> [Activity]:
Where "clock" occurs in a line of the entries below, copy that line.

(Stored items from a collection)
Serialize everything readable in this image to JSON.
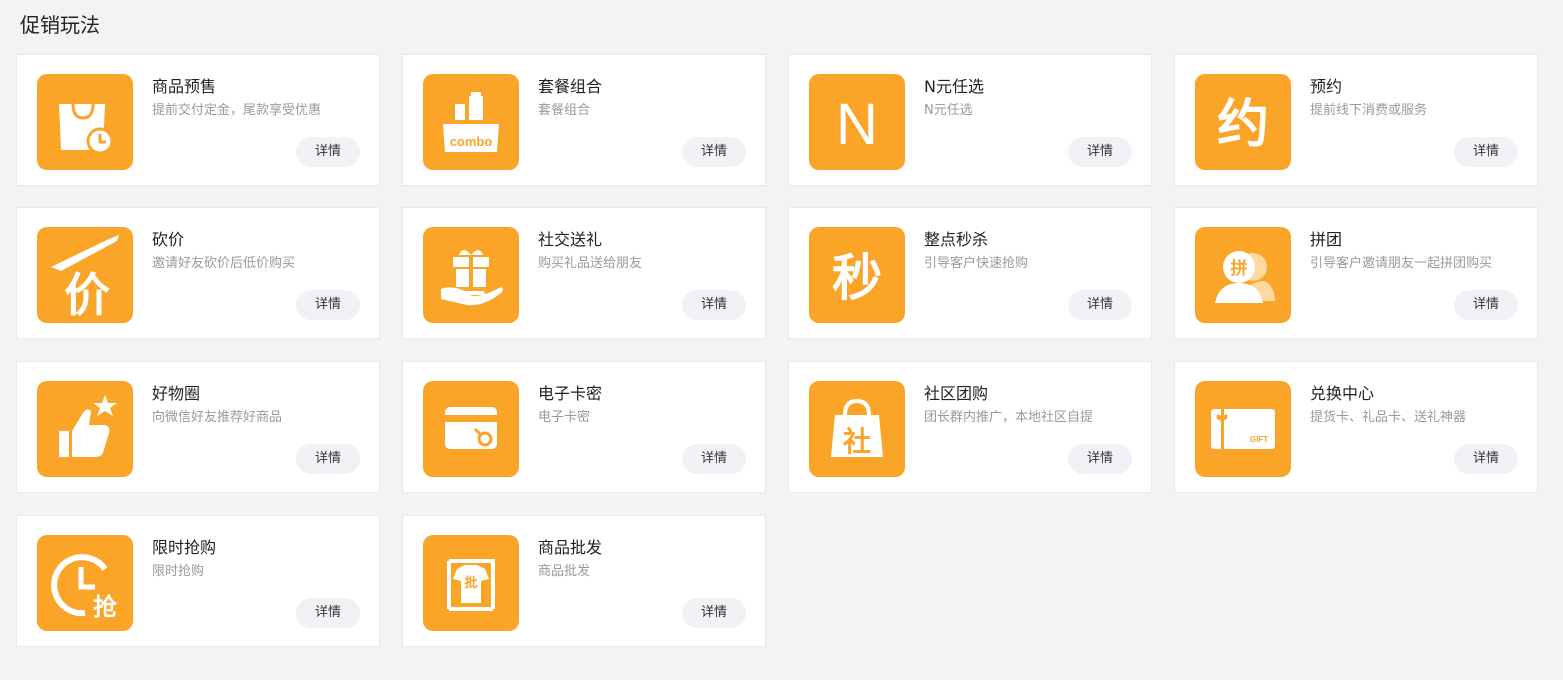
{
  "page": {
    "title": "促销玩法"
  },
  "theme": {
    "tile_color": "#fba528",
    "button_bg": "#f0f2f6"
  },
  "cards": [
    {
      "title": "商品预售",
      "desc": "提前交付定金，尾款享受优惠",
      "button": "详情",
      "icon": "shopping-bag-clock-icon"
    },
    {
      "title": "套餐组合",
      "desc": "套餐组合",
      "button": "详情",
      "icon": "combo-bottles-icon",
      "icon_text": "combo"
    },
    {
      "title": "N元任选",
      "desc": "N元任选",
      "button": "详情",
      "icon": "letter-n-icon",
      "icon_text": "N"
    },
    {
      "title": "预约",
      "desc": "提前线下消费或服务",
      "button": "详情",
      "icon": "reservation-character-icon",
      "icon_text": "约"
    },
    {
      "title": "砍价",
      "desc": "邀请好友砍价后低价购买",
      "button": "详情",
      "icon": "knife-price-icon",
      "icon_text": "价"
    },
    {
      "title": "社交送礼",
      "desc": "购买礼品送给朋友",
      "button": "详情",
      "icon": "gift-hand-icon"
    },
    {
      "title": "整点秒杀",
      "desc": "引导客户快速抢购",
      "button": "详情",
      "icon": "flash-sale-character-icon",
      "icon_text": "秒"
    },
    {
      "title": "拼团",
      "desc": "引导客户邀请朋友一起拼团购买",
      "button": "详情",
      "icon": "group-buy-people-icon",
      "icon_text": "拼"
    },
    {
      "title": "好物圈",
      "desc": "向微信好友推荐好商品",
      "button": "详情",
      "icon": "thumbs-up-star-icon"
    },
    {
      "title": "电子卡密",
      "desc": "电子卡密",
      "button": "详情",
      "icon": "card-key-icon"
    },
    {
      "title": "社区团购",
      "desc": "团长群内推广，本地社区自提",
      "button": "详情",
      "icon": "community-bag-icon",
      "icon_text": "社"
    },
    {
      "title": "兑换中心",
      "desc": "提货卡、礼品卡、送礼神器",
      "button": "详情",
      "icon": "gift-card-icon",
      "icon_text": "GIFT"
    },
    {
      "title": "限时抢购",
      "desc": "限时抢购",
      "button": "详情",
      "icon": "clock-rush-icon",
      "icon_text": "抢"
    },
    {
      "title": "商品批发",
      "desc": "商品批发",
      "button": "详情",
      "icon": "wholesale-shirt-icon",
      "icon_text": "批"
    }
  ]
}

> [Task response]:
      "icon": "shopping-bag-clock-icon"
      "icon": "clock-rush-icon",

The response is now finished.